After the Chardonnay, we moved on to their Pinot Noir. Anderson Family grows a variety of Pinot Noir clones, including 115, 667, 777, Wadenswil and Pommard. Their Pinot is a combination of all of these grapes. Though the 2006 Pinot is, of course, a fine example of this darling vintage, Cliff was really excited about his 2007, a vintage he feels has not gotten its due. While the 2007 was largely panned by critics, the winemakers call it a favorite. Cliff suspects the 2007s were reviewed before they were ready and they're just now coming into their own. We also got a shot at the 2008 Pinot which was hanging out in a steel tank getting ready to go into the bottle. The 2008 was young, but you could already get a sense that this wine is going to be impressive.

As Cliff and Allison took us through the barrel room, we listened to the 2009 Pinot going through secondary fermentation and the Chardonnay bubbling through primary fermentation. Cliff explained the secret behind the success of Anderson Family's excellent wines is patience: "We're not in a hurry."

Cliff and Allison are fortunate to be in a position where they aren't rushing the next vintage out to market. Most of their estate fruit is sold to other well regarded Willamette Valley vintners. When they select fruit for their own label, they're looking to reflect the patience they've shown with their vineyard, as well as with the wine making process. They keep barrels for a long time, and they keep the wine in the barrel as long as they can. "We've been slow and deliberate about our entire process, vintage to vintage and with this entire operation." The Andersons keep everything small and they made 1500 cases of wine in 2009.

Anderson Family Vineyards is a reflection of the unique terroir and their incredible dedication to their fruit. They have been painstakingly deliberate about their site, clone selection, and the process that their wine goes through. Not only is a patience a virtue, in this case it makes an excellent Pinot Noir in the Dundee Hills, and hands down one of the best Chardonnays I've ever had.

1 comment:

  1. Cliff Anderson did a vertical tasting of four years of their Chardonnay from 2002/2003/2004/2005 and sold a small number of vertical packs at their Memorial Day open house in 2007. My favorite was the 2003, but they were all good.

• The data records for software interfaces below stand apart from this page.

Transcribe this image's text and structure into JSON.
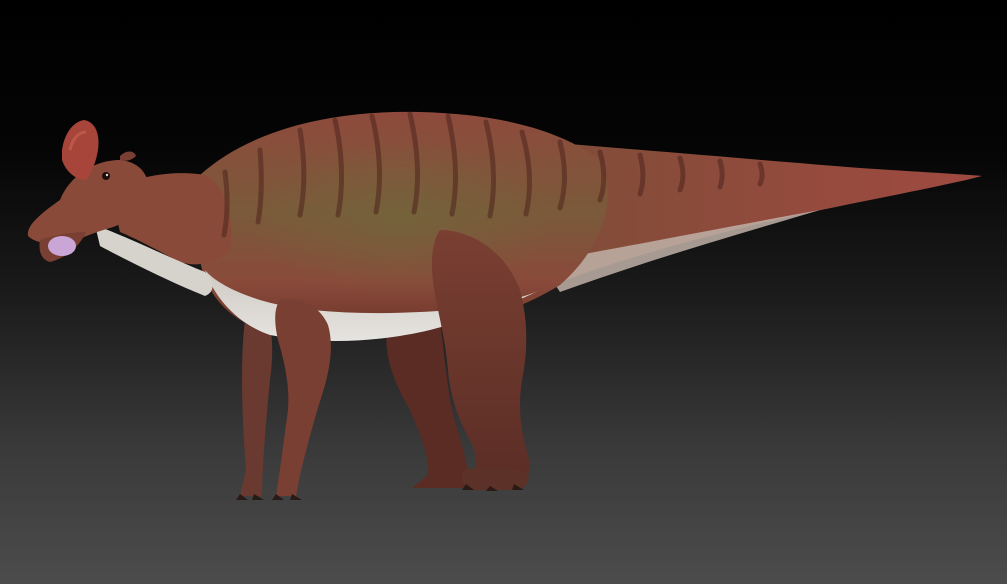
{
  "scene": {
    "subject": "dinosaur-3d-render",
    "background_top_color": "#000000",
    "background_bottom_color": "#4c4c4c",
    "skin_color": "#8a4a3a",
    "skin_dark_color": "#5e2e24",
    "skin_green_tint": "#6f6a3c",
    "belly_color": "#d8d6d2",
    "crest_color": "#a8453a",
    "mouth_color": "#c9a6d6"
  }
}
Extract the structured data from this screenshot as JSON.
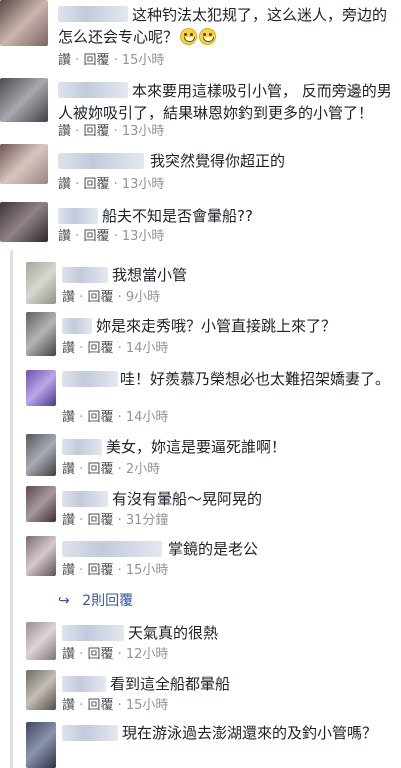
{
  "comments": [
    {
      "text": "这种钓法太犯规了，这么迷人，旁边的怎么还会专心呢？",
      "emoji_count": 2,
      "like": "讚",
      "reply": "回覆",
      "time": "15小時"
    },
    {
      "text": "本來要用這樣吸引小管， 反而旁邊的男人被妳吸引了，結果琳恩妳釣到更多的小管了！",
      "like": "讚",
      "reply": "回覆",
      "time": "13小時"
    },
    {
      "text": "我突然覺得你超正的",
      "like": "讚",
      "reply": "回覆",
      "time": "13小時"
    },
    {
      "text": "船夫不知是否會暈船??",
      "like": "讚",
      "reply": "回覆",
      "time": "13小時"
    },
    {
      "text": "我想當小管",
      "like": "讚",
      "reply": "回覆",
      "time": "9小時"
    },
    {
      "text": "妳是來走秀哦？小管直接跳上來了？",
      "like": "讚",
      "reply": "回覆",
      "time": "14小時"
    },
    {
      "text": "哇！好羨慕乃榮想必也太難招架嬌妻了。",
      "like": "讚",
      "reply": "回覆",
      "time": "14小時"
    },
    {
      "text": "美女，妳這是要逼死誰啊！",
      "like": "讚",
      "reply": "回覆",
      "time": "2小時"
    },
    {
      "text": "有沒有暈船～晃阿晃的",
      "like": "讚",
      "reply": "回覆",
      "time": "31分鐘"
    },
    {
      "text": "掌鏡的是老公",
      "like": "讚",
      "reply": "回覆",
      "time": "15小時"
    },
    {
      "text": "天氣真的很熱",
      "like": "讚",
      "reply": "回覆",
      "time": "12小時"
    },
    {
      "text": "看到這全船都暈船",
      "like": "讚",
      "reply": "回覆",
      "time": "15小時"
    },
    {
      "text": "現在游泳過去澎湖還來的及釣小管嗎？"
    }
  ],
  "more_replies": {
    "arrow": "↪",
    "label": "2則回覆"
  },
  "meta_separator": "·",
  "colors": {
    "link": "#365899",
    "meta": "#90949c",
    "text": "#1d2129"
  }
}
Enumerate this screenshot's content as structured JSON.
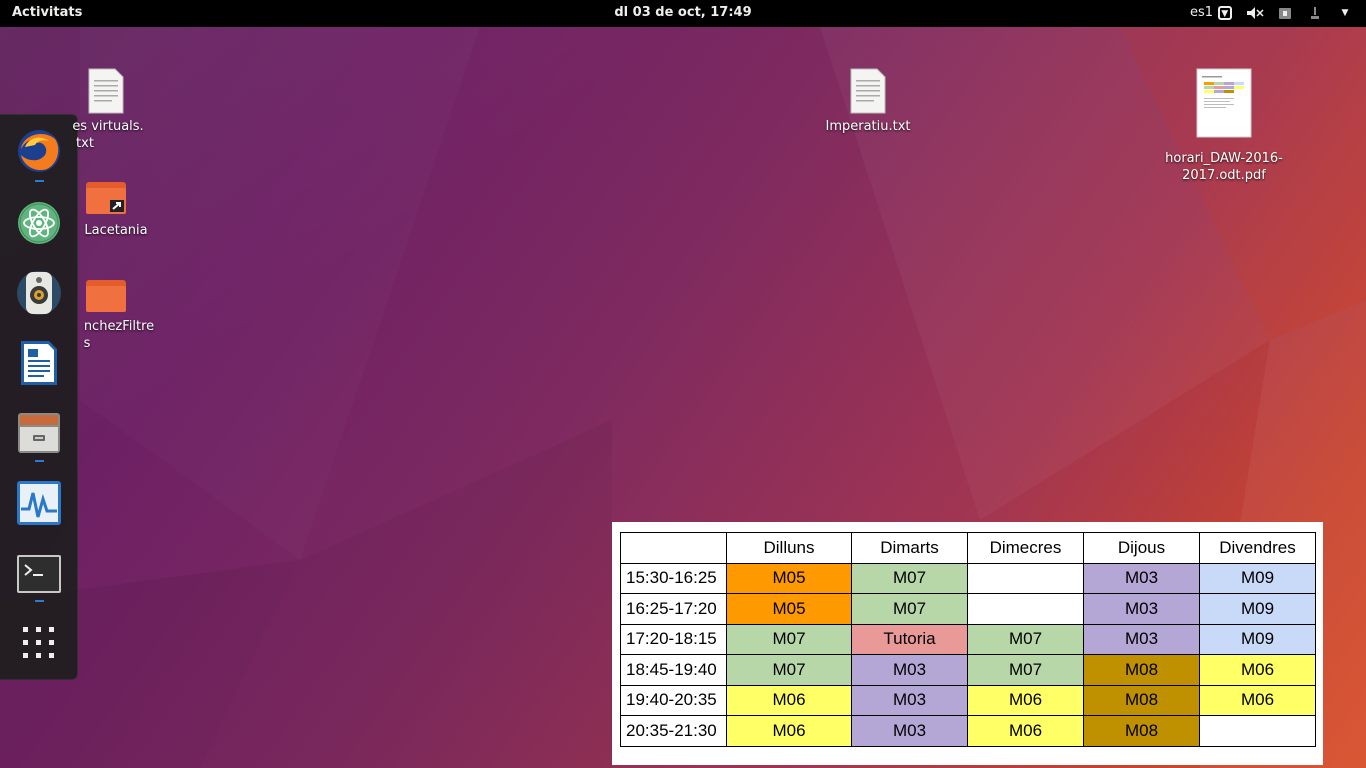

It was nice to know that the wines hold up well for several years from vintage.
    I think the wines that Boedecker makes from the Anderson fruit are excellent, and it's fun to taste both of the Chardonnays and Pinots (Anderson's and Boedecker's) against each other.